Saw-whet and Sparrow Owls

"Nyctala - Saw-whet Owls. Skull and ear-parts highly unsymmetrical, the the latter of great size, and…

"Scops. Little Horned Owls. Screech Owls. Like the miniature Bubo in form (all our species under a foot long). Skull and ear-parts symmetrical; latter small, simply elliptical, with rudimentry operculum; facial disc moderately developed; plumicorns evident; nostrils at edge of cere, which is not inflated, and shorter than the rest of the culmen. Wings rounded, but long, about twice the length of the short rounded tail, about to the end which they fold; in our species the 4th and 5th primaries longest, the 1st quite short; 3 or 4 outer primaries sinuate or emarginate on inner webs. Tarsus feathered (in our species), but toes only partly bristly (in the S. asio group) or quite naked (as in S. Flammeola). Plumage dichromatic in some cases; i.e. some individuals of the same species normally mottled gray, while others are reddish, the two phases very distinct when fully developed, but shading insensibly into each other, and entirely independent of age, season, or sex. In normal plumage, a white or whitish scapular stripe; lower parts with lengthwise blotches or shaft-lines and crosswise bars or waves of blackish or dark colors; upper parts with black or blackish shaft-lines on a finely-dappled brown or gray ground (more or less obliterated in the red phase); facial disc black-bordered nearly all around; wing-quills spotted or marbled on outer webs, barred on inner webs. Tail with light and dark bars. A large and nearly cosmopolitan genus, especially rich in tropical species; but only two are known to inhabit N. Am. one of them running into several local races very difficult to characterize satisfactorily." Elliot Coues, 1884
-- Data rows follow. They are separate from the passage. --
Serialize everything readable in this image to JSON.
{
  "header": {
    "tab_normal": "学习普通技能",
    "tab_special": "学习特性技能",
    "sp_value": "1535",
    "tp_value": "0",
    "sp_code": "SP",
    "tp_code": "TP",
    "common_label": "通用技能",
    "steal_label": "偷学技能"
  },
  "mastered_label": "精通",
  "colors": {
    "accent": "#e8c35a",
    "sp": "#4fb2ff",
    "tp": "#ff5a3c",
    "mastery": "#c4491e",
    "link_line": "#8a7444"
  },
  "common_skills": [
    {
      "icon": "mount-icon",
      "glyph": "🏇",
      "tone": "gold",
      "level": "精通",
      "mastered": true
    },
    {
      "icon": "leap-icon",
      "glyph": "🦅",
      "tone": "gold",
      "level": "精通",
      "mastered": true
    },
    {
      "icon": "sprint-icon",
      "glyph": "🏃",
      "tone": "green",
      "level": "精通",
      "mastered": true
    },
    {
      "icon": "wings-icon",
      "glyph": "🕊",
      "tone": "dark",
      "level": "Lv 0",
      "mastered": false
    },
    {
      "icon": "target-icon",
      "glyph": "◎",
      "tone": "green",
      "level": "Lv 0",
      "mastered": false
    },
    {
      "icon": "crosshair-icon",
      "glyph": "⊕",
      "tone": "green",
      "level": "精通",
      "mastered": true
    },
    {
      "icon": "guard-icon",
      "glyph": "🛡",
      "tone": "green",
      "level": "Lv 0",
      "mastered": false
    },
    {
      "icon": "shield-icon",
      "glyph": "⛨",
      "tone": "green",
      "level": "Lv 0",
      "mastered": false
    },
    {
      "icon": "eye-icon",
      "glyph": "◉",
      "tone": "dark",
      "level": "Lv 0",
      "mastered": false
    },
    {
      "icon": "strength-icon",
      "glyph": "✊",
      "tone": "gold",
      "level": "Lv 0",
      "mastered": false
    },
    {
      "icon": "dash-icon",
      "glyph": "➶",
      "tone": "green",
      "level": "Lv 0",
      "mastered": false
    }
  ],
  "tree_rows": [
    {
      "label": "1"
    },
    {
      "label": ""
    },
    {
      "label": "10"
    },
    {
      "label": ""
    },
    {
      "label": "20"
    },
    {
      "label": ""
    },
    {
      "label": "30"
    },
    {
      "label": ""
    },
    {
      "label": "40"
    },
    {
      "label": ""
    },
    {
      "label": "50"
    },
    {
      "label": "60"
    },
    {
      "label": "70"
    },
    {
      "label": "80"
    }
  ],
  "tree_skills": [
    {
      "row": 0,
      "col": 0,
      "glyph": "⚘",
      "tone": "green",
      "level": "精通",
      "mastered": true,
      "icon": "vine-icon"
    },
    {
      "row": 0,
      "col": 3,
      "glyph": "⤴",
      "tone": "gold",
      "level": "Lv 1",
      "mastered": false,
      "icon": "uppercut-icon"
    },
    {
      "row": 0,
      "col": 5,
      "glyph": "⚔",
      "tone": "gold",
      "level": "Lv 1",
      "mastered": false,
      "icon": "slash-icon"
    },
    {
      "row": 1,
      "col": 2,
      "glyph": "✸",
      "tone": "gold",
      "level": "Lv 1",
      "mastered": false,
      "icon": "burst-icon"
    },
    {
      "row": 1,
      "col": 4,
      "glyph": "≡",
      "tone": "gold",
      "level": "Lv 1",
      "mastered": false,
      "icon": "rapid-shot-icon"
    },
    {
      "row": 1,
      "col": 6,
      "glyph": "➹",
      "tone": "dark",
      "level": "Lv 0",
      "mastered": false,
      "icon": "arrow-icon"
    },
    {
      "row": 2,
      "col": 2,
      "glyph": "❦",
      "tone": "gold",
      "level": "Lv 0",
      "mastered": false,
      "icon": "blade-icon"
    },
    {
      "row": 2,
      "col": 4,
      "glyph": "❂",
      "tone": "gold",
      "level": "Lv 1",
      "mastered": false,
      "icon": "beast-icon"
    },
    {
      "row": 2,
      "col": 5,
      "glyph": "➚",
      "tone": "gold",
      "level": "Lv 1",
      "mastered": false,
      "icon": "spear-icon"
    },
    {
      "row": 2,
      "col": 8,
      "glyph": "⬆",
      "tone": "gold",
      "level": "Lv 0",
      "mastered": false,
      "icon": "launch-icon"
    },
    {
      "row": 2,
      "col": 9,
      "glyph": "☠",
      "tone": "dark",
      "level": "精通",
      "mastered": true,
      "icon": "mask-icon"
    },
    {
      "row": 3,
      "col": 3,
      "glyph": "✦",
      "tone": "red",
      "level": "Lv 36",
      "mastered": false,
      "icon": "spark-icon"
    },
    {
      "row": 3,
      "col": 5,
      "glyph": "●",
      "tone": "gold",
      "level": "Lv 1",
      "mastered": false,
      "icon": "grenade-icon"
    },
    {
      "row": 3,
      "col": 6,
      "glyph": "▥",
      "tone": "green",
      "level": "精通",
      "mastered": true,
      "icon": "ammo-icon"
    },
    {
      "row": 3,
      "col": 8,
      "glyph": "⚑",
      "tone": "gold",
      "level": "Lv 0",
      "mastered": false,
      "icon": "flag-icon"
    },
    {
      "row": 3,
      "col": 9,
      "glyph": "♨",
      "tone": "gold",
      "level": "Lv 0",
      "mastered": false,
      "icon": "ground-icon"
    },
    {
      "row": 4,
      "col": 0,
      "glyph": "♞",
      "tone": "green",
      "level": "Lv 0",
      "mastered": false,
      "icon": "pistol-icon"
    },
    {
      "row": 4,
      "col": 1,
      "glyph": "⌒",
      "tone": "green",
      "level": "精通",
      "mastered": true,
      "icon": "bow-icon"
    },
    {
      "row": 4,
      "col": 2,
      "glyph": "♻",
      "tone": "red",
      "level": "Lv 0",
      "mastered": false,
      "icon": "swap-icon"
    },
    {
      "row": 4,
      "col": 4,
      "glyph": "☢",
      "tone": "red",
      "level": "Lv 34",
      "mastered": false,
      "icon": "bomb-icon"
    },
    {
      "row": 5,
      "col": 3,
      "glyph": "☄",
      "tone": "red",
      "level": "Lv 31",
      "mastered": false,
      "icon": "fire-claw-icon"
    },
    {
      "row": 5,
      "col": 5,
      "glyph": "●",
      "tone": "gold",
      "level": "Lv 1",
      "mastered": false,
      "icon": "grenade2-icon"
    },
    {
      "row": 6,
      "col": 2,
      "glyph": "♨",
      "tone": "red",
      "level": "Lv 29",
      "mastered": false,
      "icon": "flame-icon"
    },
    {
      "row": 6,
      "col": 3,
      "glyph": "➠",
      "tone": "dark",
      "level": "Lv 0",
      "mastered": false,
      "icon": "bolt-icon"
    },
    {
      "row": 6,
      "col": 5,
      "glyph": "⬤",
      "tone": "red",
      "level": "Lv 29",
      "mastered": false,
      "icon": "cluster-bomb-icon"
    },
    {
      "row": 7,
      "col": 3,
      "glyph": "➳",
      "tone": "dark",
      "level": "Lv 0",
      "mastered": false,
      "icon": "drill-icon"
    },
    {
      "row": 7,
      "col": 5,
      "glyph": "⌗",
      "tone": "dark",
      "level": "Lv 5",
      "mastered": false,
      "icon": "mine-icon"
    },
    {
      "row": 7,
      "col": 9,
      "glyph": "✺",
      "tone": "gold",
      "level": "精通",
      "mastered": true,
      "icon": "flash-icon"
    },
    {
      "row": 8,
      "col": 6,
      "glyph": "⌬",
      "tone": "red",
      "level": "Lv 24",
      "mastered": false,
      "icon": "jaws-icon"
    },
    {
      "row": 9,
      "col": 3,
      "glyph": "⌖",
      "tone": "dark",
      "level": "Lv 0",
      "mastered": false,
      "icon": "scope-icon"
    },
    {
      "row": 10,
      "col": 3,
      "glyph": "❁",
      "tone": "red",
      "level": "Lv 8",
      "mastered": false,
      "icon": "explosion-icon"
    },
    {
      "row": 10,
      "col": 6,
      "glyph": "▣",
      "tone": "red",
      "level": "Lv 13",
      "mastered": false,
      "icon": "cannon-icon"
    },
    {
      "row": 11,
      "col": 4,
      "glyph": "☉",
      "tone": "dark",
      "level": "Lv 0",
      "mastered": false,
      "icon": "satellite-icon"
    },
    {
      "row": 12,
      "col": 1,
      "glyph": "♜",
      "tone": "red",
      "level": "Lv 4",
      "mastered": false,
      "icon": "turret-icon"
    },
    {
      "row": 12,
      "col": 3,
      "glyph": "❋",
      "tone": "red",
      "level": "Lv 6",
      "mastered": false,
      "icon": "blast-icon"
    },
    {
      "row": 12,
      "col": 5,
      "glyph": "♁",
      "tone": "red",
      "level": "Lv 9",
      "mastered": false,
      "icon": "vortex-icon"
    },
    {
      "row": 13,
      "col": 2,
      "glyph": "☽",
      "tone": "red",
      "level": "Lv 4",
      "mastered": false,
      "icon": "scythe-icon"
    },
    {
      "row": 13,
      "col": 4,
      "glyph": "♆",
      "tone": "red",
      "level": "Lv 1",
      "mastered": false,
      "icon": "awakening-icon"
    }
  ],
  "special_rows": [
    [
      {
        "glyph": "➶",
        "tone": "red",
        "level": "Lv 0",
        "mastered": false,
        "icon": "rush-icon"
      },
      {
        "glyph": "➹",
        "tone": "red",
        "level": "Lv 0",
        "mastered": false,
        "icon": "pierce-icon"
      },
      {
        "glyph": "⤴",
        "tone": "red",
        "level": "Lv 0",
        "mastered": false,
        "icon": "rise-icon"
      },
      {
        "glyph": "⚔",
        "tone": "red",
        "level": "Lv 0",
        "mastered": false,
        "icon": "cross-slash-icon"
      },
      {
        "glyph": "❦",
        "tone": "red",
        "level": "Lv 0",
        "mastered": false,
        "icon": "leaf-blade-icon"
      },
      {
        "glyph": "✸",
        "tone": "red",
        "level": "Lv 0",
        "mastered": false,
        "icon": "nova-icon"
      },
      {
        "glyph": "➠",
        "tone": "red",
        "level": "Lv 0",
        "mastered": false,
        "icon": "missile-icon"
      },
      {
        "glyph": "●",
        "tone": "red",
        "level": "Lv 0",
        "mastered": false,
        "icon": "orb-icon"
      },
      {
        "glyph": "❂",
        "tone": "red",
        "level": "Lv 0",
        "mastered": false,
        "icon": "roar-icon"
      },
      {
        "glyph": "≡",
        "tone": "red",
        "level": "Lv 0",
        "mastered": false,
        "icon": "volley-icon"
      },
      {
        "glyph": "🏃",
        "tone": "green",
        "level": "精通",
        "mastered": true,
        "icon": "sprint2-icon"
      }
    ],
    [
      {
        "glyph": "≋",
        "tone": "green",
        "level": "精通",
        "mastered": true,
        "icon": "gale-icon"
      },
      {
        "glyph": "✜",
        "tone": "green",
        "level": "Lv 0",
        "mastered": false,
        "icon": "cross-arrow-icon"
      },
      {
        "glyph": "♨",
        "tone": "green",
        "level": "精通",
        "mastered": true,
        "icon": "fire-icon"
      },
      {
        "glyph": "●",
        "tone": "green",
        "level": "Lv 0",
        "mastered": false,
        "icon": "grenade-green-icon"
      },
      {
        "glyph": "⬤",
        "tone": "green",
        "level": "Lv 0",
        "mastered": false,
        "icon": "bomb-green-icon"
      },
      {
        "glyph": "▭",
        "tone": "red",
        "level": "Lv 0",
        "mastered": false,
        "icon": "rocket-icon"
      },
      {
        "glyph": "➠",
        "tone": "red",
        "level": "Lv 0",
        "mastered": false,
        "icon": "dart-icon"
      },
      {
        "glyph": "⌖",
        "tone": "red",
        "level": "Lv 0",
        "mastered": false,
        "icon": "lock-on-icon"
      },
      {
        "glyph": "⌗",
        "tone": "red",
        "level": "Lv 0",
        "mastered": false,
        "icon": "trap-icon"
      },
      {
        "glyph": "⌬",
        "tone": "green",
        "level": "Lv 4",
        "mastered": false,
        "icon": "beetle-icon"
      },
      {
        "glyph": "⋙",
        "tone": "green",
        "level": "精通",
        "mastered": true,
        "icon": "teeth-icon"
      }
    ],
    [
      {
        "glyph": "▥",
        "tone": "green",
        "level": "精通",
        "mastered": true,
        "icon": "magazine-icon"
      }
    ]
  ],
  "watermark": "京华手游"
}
Screech Owls

"Scops. Little Horned Owls. Screech Owls. Like the miniature Bubo in form (all our species under a foot…

"Haematopus ostrilegus. European Oyster-catcher. (oyster-opener would b a better name, as oysters do not run fast). Upper parts glossy-black, like the head and neck. Quills, broadly margined with white on inner webs excepting towards end, and also with isolated white shafts and spaces near end. Back below, interscapulars, rump, and upper tail-coverts entirely white, as well as bases of the tail-feathers." Elliot Coues, 1884

European Oyster-catcher

"Haematopus ostrilegus. European Oyster-catcher. (oyster-opener would b a better name, as oysters do…

Oyster-catchers are noisy birds. The bill is powerful for opening mussels, oysters and other shell-fish.

Oystercatcher

Oyster-catchers are noisy birds. The bill is powerful for opening mussels, oysters and other shell-fish.

"Oyster catcher is a name applied to several American species of wading birds, also a handsome European bird, about 16 inches long."—(Charles Leonard-Stuart, 1911)

Oystercatcher

"Oyster catcher is a name applied to several American species of wading birds, also a handsome European…

A wading bird closely allied to the plover. it is easily known from its red feet and bill, the latter being twice as long as the head. The plumage is black and white and the wings are long and pointed. Its bill is truncated at the end and has the shape of a wedge. The bird measures about sixteen inches in length.

Oystercatcher

A wading bird closely allied to the plover. it is easily known from its red feet and bill, the latter…

The European oyster-catcher is about eighteen inches in length, commonly found along the sea-coast. Its diet consists of mollusca and small crabs.

European Oystercatcher

The European oyster-catcher is about eighteen inches in length, commonly found along the sea-coast.…

A species of thrush native to Eurasia, which resembles in size and appearance the blackbird. It is migratory, moving far northward in Europe and Asia in the spring, and passing to the Mediterranean region and Africa in the fall.

Ring Ouzel

A species of thrush native to Eurasia, which resembles in size and appearance the blackbird. It is migratory,…